Jessica Hodgins

Carnegie Mellon University

Thursday, Mar. 26, 2020

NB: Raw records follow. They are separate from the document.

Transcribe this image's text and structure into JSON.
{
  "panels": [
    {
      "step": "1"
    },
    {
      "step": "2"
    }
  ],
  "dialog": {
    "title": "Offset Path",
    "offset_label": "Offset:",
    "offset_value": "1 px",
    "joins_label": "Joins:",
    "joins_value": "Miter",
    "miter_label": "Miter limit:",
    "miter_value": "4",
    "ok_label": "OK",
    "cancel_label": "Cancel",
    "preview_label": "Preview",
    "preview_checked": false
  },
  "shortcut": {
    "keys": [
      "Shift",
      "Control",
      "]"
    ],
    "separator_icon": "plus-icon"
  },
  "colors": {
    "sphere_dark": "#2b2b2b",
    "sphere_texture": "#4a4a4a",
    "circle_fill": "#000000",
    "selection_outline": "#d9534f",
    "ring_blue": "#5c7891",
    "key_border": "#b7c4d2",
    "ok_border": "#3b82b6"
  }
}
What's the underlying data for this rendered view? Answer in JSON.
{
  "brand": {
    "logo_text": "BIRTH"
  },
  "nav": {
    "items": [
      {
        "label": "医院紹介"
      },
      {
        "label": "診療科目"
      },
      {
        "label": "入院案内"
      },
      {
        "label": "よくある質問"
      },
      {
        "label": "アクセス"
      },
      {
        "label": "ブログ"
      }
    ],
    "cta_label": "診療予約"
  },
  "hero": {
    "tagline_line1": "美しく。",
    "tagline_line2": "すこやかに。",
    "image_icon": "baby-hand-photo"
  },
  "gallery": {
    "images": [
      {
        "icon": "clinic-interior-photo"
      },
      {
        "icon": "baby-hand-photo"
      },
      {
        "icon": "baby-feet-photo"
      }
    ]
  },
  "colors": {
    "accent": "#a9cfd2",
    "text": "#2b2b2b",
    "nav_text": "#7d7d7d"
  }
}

BIO: Jessica Hodgins is a Professor in the Robotics Institute and Computer Science Department at Carnegie Mellon University. From 2008-2016, she founded and ran research labs for Disney, rising to VP of Research and leading the labs in Pittsburgh and Los Angeles. From 2005-2015, she was Associate Director for Faculty in the Robotics Institute, running the promotion and tenure process and creating a mentoring program for pre-tenure faculty. Prior to moving to Carnegie Mellon in 2000, she was an Associate Professor and Assistant Dean in the College of Computing at Georgia Institute of Technology. She received her Ph.D. in Computer Science from Carnegie Mellon University in 1989. Her research focuses on computer graphics, animation, and robotics with an emphasis on generating and analyzing human motion. She has received a NSF Young Investigator Award, a Packard Fellowship, and a Sloan Fellowship. She was editor-in-chief of ACM Transactions on Graphics from 2000-2002 and ACM SIGGRAPH Papers Chair in 2003. She was an elected director at large on the ACM SIGGRAPH Executive Committee from 2012-2017 and in 2017 she was elected ACM SIGGRAPH President. In 2010, she was awarded the ACM SIGGRAPH Computer Graphics Achievement Award and in 2017 she was awarded the Steven Anson Coons Award for Outstanding Creative Contributions to Computer Graphics.